Cartoons as Art? Of Course!
15 April 2002
Cartoons are a colourful thread woven through the fabric of our lives. They are such an integral part of each day that we perhaps don't appreciate their artistic value. We hurriedly seek cartoons out in the morning papers to start the day with a chuckle, or to confirm our thoughts on politics.
Fans look for comics in books and magazines. Little squares of funnies get taped to doors, stuck by magnets to fridges and posted on message boards. We get attached to their familiar style, their characters and plot lines and to each cartoonist's particular sense of humour.
We also need to see them as they truly are: works of art.
Each panel, comic strip or caricature is carefully planned. It is painstakingly drawn, inked and coloured. Cartoons range from simple yet enticing line drawings, such as "Cathy" by Cathy Guisewite or intricately detailed, like the work of Rube Goldberg, creator of "The Inventions."
A common thread for cartoonists is their desire to draw, to be artists, from a very young age. Many begin doodling and cartooning when they are just old enough to get a crayon to cooperate with their little fingers. The yearning to draw distracts them from schoolwork. And it leaves a legacy of textbooks with imaginative cartoons scribbled on the pages and covers.
There are as many themes of cartooning as there are cartoonists. Family sagas have a popular following. "For Better or For Worse" by Lynn Johnston follows the Patterson family. Readers have watched, cheered and cried as John and Ellie raised a young family, suffered deaths and disasters, started business and now have moved on to be grandparents in the near future. The popular cartoon is not just a quick laugh. Lynn Johnston draws readers in and turns them into fans with her good storylines and expressive, consistent drawings.
Peanuts, by beloved late Charles Schulz, celebrated 50 years of success in 2000.
Animals, creatures, inanimate objects and aliens make fun at themselves and human behaviour through the pens of cartoonists. There is no limit to the cartoon artist's creativity.
Art galleries are celebrating the art of cartoonists. Al Hirschfeld produces stylized, flowing caricatures of stars and celebrities. His work appears in galleries around the USA: The Smithsonian, The Metropolitan Museum of Art, the National Portrait Gallery. (Lithographs and etchings of his work start at $650 US.)

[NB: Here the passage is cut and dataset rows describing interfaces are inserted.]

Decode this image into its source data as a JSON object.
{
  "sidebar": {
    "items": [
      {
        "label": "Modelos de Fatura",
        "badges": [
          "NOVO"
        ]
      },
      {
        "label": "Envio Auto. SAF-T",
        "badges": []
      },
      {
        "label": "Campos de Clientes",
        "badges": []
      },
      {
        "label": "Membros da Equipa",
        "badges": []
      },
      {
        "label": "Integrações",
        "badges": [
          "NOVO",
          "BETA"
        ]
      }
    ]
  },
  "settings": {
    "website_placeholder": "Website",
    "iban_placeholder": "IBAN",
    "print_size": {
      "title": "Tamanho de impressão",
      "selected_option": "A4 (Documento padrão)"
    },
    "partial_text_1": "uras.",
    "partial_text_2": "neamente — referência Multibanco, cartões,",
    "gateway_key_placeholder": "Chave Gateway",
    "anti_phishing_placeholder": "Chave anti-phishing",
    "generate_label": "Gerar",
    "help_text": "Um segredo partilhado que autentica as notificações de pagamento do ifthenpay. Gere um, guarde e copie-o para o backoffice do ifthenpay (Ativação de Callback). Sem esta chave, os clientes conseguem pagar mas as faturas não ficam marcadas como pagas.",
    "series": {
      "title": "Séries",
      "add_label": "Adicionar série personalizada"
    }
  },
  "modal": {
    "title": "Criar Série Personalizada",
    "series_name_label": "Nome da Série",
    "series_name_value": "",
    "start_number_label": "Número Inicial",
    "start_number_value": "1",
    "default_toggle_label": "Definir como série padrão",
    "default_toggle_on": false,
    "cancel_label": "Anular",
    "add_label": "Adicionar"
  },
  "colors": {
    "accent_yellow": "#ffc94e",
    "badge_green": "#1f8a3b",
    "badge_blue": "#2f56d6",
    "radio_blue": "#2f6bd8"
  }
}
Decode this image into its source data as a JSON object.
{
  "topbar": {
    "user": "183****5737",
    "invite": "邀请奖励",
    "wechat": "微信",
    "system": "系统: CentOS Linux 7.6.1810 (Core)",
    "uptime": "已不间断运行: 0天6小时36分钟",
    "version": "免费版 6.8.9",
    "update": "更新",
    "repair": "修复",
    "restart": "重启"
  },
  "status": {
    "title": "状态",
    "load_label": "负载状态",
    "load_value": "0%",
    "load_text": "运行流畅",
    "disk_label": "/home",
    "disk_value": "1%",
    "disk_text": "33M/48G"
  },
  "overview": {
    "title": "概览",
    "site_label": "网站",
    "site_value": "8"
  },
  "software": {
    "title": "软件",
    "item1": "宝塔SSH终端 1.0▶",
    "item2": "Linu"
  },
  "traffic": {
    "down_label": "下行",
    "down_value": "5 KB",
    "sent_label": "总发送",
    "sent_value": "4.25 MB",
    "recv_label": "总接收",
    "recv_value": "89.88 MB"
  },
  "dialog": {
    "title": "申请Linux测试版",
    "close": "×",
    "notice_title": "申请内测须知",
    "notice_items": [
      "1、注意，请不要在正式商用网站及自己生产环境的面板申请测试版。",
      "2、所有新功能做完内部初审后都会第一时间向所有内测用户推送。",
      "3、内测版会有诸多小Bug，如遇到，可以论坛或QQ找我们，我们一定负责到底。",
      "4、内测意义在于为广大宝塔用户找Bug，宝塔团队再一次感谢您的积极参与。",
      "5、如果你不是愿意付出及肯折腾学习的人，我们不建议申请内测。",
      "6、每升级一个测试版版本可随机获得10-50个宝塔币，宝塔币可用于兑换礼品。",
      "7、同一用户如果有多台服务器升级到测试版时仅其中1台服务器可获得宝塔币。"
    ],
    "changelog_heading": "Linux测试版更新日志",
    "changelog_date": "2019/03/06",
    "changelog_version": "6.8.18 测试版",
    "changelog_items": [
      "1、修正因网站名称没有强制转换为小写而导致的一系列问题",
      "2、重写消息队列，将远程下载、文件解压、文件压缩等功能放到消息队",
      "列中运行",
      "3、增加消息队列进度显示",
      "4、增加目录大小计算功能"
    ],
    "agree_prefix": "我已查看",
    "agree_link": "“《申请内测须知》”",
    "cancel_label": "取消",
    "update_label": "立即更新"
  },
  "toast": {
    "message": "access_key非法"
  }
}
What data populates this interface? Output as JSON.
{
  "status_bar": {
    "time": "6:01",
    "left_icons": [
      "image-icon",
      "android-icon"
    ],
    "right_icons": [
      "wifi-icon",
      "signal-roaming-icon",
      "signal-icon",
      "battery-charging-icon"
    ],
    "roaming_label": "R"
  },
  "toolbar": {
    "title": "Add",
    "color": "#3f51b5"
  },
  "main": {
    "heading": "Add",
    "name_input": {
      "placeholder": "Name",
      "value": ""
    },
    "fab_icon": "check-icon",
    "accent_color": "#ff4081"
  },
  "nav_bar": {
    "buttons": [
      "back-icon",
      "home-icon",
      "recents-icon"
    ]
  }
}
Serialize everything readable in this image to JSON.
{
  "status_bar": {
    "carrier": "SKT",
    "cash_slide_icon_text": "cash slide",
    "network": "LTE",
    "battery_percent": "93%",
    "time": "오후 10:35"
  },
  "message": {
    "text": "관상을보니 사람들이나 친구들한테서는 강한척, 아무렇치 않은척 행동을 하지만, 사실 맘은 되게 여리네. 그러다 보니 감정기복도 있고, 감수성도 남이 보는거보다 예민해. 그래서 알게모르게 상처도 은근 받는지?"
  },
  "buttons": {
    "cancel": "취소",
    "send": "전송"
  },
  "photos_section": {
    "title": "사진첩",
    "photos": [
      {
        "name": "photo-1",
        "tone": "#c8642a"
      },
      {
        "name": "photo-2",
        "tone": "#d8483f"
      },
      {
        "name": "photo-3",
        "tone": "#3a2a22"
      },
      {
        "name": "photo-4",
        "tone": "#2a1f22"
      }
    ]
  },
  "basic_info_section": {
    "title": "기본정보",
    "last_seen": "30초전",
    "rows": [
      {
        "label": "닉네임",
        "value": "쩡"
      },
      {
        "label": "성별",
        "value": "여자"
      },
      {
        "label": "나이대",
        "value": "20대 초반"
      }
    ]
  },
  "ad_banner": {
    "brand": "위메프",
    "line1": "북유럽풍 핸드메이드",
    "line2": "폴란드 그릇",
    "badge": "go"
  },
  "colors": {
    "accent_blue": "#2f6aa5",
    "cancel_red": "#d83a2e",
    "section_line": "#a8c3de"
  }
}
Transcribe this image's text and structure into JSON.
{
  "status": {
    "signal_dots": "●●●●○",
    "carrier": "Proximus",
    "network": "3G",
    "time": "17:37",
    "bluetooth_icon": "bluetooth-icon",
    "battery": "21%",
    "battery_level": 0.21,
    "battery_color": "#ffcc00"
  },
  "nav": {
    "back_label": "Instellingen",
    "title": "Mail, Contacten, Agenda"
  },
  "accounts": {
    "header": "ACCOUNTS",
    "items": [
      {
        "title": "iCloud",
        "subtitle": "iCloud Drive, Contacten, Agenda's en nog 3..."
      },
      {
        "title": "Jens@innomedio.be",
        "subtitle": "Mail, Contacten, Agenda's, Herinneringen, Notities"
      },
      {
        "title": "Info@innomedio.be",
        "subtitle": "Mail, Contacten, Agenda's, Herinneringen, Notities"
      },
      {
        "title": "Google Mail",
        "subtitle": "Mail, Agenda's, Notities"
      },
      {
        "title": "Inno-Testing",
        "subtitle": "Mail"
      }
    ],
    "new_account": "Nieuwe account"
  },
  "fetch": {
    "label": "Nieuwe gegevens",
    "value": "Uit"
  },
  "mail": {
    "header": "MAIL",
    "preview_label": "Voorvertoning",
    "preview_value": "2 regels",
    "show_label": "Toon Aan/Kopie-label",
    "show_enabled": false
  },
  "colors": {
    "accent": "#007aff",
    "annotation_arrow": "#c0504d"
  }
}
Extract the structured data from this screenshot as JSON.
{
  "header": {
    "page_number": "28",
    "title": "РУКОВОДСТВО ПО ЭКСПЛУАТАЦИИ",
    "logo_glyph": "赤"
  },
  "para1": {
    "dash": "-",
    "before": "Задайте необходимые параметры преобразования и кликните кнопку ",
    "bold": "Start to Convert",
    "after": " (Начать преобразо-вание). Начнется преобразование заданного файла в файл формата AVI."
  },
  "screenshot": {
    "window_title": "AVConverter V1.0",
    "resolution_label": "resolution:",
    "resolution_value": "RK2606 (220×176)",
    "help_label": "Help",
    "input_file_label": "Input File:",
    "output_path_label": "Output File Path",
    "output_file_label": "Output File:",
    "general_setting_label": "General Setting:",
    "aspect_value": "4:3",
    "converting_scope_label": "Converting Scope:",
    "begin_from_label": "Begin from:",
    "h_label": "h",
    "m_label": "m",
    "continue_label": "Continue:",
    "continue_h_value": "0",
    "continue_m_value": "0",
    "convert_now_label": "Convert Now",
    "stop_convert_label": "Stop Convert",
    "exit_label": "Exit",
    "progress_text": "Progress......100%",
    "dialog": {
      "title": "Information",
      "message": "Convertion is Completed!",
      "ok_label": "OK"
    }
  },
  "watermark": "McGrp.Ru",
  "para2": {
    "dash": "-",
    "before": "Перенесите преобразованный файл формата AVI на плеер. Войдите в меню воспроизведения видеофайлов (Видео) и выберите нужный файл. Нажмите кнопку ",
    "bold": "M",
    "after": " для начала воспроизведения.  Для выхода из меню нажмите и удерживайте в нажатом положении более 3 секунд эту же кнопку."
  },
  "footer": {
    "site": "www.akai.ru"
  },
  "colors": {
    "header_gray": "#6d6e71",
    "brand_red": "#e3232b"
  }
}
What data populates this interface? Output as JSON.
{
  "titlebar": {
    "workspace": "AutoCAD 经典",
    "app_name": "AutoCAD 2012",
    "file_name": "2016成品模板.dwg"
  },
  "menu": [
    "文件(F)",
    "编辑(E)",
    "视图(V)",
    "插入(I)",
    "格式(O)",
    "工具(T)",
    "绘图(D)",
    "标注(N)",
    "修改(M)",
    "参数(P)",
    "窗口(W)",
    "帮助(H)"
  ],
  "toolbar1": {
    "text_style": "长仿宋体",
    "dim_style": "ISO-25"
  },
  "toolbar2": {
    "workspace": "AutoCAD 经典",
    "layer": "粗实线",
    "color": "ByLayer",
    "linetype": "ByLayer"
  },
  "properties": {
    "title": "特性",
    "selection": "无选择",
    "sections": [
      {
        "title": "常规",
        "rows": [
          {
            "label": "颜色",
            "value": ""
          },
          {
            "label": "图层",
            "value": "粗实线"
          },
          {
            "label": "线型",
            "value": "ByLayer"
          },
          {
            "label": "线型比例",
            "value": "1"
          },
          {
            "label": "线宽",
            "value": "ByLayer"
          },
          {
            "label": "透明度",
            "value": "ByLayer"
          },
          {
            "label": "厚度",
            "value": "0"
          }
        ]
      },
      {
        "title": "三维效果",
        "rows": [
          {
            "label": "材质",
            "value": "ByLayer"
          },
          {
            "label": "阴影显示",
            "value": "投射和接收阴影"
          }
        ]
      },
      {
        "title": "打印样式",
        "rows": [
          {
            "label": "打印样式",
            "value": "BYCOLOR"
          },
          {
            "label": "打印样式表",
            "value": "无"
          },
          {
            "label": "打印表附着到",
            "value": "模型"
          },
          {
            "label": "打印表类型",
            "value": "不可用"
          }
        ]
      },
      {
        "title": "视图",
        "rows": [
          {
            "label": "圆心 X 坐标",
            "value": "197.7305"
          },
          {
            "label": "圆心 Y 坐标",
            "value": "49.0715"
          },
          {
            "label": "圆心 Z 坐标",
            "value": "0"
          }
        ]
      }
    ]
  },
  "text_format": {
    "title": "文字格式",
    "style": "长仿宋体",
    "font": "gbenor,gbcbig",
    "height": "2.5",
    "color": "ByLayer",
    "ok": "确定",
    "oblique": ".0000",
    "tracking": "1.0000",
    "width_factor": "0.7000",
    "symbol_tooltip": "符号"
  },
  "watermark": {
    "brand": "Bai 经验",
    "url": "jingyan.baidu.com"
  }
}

The Norman Rockwell Museum, in Stockbridge, MA, is displaying the work of Charles Schulz in "Speak Softly and Carry a Beagle." The University of Iowa recently held a National Cartooning Symposium through their School of Journalism and Mass Communications. There are several museums exclusively for cartooning. The Cartoon Art Museum in San Francisco is exhibiting (among others) the art of Bill Watterson, with "Calvin and Hobbes: Sunday Pages, 1985 to 1995." In April, the "Art of Spiderman" will be on display.
The International Museum of Cartoon Art in Boca Raton, Fla is showing "One Hundred Years of The American Newspaper Comic Strip." The San Francisco Cartoon Art Museum currently features Disney Villains and Wildbrain: The Art of Animation. There are many virtual cartoon museums bursting with information and cartoons, too.
Editorial and political cartoonists are quick portrait artists. They draw their subjects with great accuracy, then take the reader to the heart of the daily issues. Their strong messages may be hilariously funny or woefully sad. Their art leaves the reader with a poignant view of current events.
Cartoons give us perspectives in kindness, religion and philosophy. They teach us life lessons in single panel jabs and four-panel bites. They urge us to think about the world around us, to laugh, and sometimes, to cry.
Isn't that what art is all about?
http://www.nrm.org (Norman Rockwell Museum)
http://www.snoopy.com (The home site of Charles Schulz)
http://www.fbofw.com (Lynn Johnston's For Better or For Worse site)
|© Susanna McLeod 2002
(Originally published in The Cartoonists on suite101.com.)